>>>

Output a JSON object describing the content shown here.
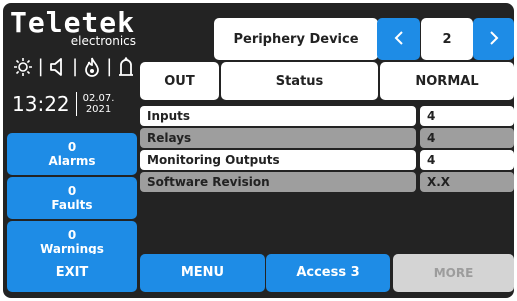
{
  "brand": {
    "name": "Teletek",
    "sub": "electronics"
  },
  "status_icons": [
    "sun-icon",
    "speaker-icon",
    "flame-icon",
    "horn-icon"
  ],
  "clock": {
    "time": "13:22",
    "date_line1": "02.07.",
    "date_line2": "2021"
  },
  "side": {
    "alarms": {
      "count": "0",
      "label": "Alarms"
    },
    "faults": {
      "count": "0",
      "label": "Faults"
    },
    "warnings": {
      "count": "0",
      "label": "Warnings"
    }
  },
  "header": {
    "title": "Periphery Device",
    "page": "2"
  },
  "status_row": {
    "type": "OUT",
    "label": "Status",
    "value": "NORMAL"
  },
  "rows": [
    {
      "label": "Inputs",
      "value": "4"
    },
    {
      "label": "Relays",
      "value": "4"
    },
    {
      "label": "Monitoring Outputs",
      "value": "4"
    },
    {
      "label": "Software Revision",
      "value": "X.X"
    }
  ],
  "footer": {
    "exit": "EXIT",
    "menu": "MENU",
    "access": "Access 3",
    "more": "MORE"
  },
  "colors": {
    "accent": "#1e8ce6",
    "background": "#232323",
    "row_alt": "#9e9e9e",
    "disabled": "#d4d4d4"
  }
}
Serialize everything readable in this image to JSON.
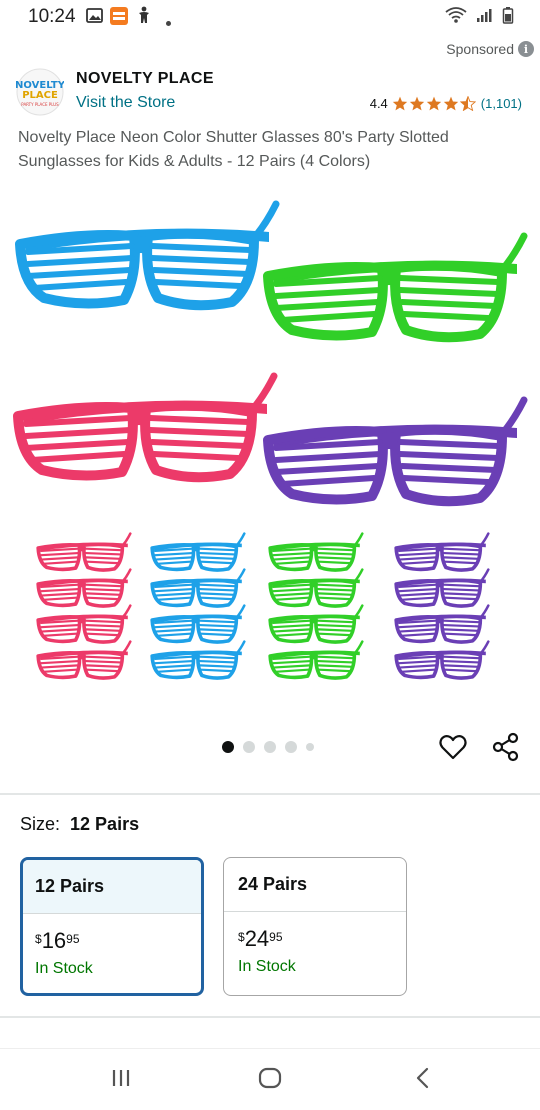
{
  "status_bar": {
    "time": "10:24",
    "icons_left": [
      "gallery-icon",
      "app-notification-icon",
      "accessibility-icon",
      "dot-icon"
    ],
    "icons_right": [
      "wifi-icon",
      "signal-icon",
      "battery-icon"
    ]
  },
  "ad": {
    "sponsored_label": "Sponsored",
    "info_icon": "info-icon"
  },
  "brand": {
    "logo_text": "NOVELTY PLACE",
    "name": "NOVELTY PLACE",
    "visit_store": "Visit the Store",
    "rating_value": "4.4",
    "stars": 4.5,
    "rating_count": "(1,101)"
  },
  "product": {
    "title": "Novelty Place Neon Color Shutter Glasses 80's Party Slotted Sunglasses for Kids & Adults - 12 Pairs (4 Colors)",
    "colors": {
      "blue": "#1ea1e8",
      "green": "#31cf28",
      "pink": "#ec3a69",
      "purple": "#6a3fb5"
    }
  },
  "carousel": {
    "count": 5,
    "active_index": 0,
    "favorite_icon": "heart-icon",
    "share_icon": "share-icon"
  },
  "size_selector": {
    "label": "Size:",
    "selected": "12 Pairs",
    "options": [
      {
        "name": "12 Pairs",
        "currency": "$",
        "price_whole": "16",
        "price_fraction": "95",
        "stock": "In Stock",
        "selected": true
      },
      {
        "name": "24 Pairs",
        "currency": "$",
        "price_whole": "24",
        "price_fraction": "95",
        "stock": "In Stock",
        "selected": false
      }
    ]
  },
  "nav_bar": {
    "buttons": [
      "recent-apps-icon",
      "home-icon",
      "back-icon"
    ]
  },
  "theme": {
    "link": "#007185",
    "star": "#de7921",
    "stock": "#007600",
    "selected_border": "#2162a1",
    "selected_bg": "#edf7fb"
  }
}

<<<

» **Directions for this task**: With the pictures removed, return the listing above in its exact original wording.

» **Finished exercise**:
Output a JSON object describing the content shown here.
{
  "brand": {
    "name": "Teletek",
    "sub": "electronics"
  },
  "status_icons": [
    "sun-icon",
    "speaker-icon",
    "flame-icon",
    "horn-icon"
  ],
  "clock": {
    "time": "13:22",
    "date_line1": "02.07.",
    "date_line2": "2021"
  },
  "side": {
    "alarms": {
      "count": "0",
      "label": "Alarms"
    },
    "faults": {
      "count": "0",
      "label": "Faults"
    },
    "warnings": {
      "count": "0",
      "label": "Warnings"
    }
  },
  "header": {
    "title": "Periphery Device",
    "page": "2"
  },
  "status_row": {
    "type": "OUT",
    "label": "Status",
    "value": "NORMAL"
  },
  "rows": [
    {
      "label": "Inputs",
      "value": "4"
    },
    {
      "label": "Relays",
      "value": "4"
    },
    {
      "label": "Monitoring Outputs",
      "value": "4"
    },
    {
      "label": "Software Revision",
      "value": "X.X"
    }
  ],
  "footer": {
    "exit": "EXIT",
    "menu": "MENU",
    "access": "Access 3",
    "more": "MORE"
  },
  "colors": {
    "accent": "#1e8ce6",
    "background": "#232323",
    "row_alt": "#9e9e9e",
    "disabled": "#d4d4d4"
  }
}
Serialize everything readable in this image to JSON.
{
  "status_bar": {
    "time": "10:24",
    "icons_left": [
      "gallery-icon",
      "app-notification-icon",
      "accessibility-icon",
      "dot-icon"
    ],
    "icons_right": [
      "wifi-icon",
      "signal-icon",
      "battery-icon"
    ]
  },
  "ad": {
    "sponsored_label": "Sponsored",
    "info_icon": "info-icon"
  },
  "brand": {
    "logo_text": "NOVELTY PLACE",
    "name": "NOVELTY PLACE",
    "visit_store": "Visit the Store",
    "rating_value": "4.4",
    "stars": 4.5,
    "rating_count": "(1,101)"
  },
  "product": {
    "title": "Novelty Place Neon Color Shutter Glasses 80's Party Slotted Sunglasses for Kids & Adults - 12 Pairs (4 Colors)",
    "colors": {
      "blue": "#1ea1e8",
      "green": "#31cf28",
      "pink": "#ec3a69",
      "purple": "#6a3fb5"
    }
  },
  "carousel": {
    "count": 5,
    "active_index": 0,
    "favorite_icon": "heart-icon",
    "share_icon": "share-icon"
  },
  "size_selector": {
    "label": "Size:",
    "selected": "12 Pairs",
    "options": [
      {
        "name": "12 Pairs",
        "currency": "$",
        "price_whole": "16",
        "price_fraction": "95",
        "stock": "In Stock",
        "selected": true
      },
      {
        "name": "24 Pairs",
        "currency": "$",
        "price_whole": "24",
        "price_fraction": "95",
        "stock": "In Stock",
        "selected": false
      }
    ]
  },
  "nav_bar": {
    "buttons": [
      "recent-apps-icon",
      "home-icon",
      "back-icon"
    ]
  },
  "theme": {
    "link": "#007185",
    "star": "#de7921",
    "stock": "#007600",
    "selected_border": "#2162a1",
    "selected_bg": "#edf7fb"
  }
}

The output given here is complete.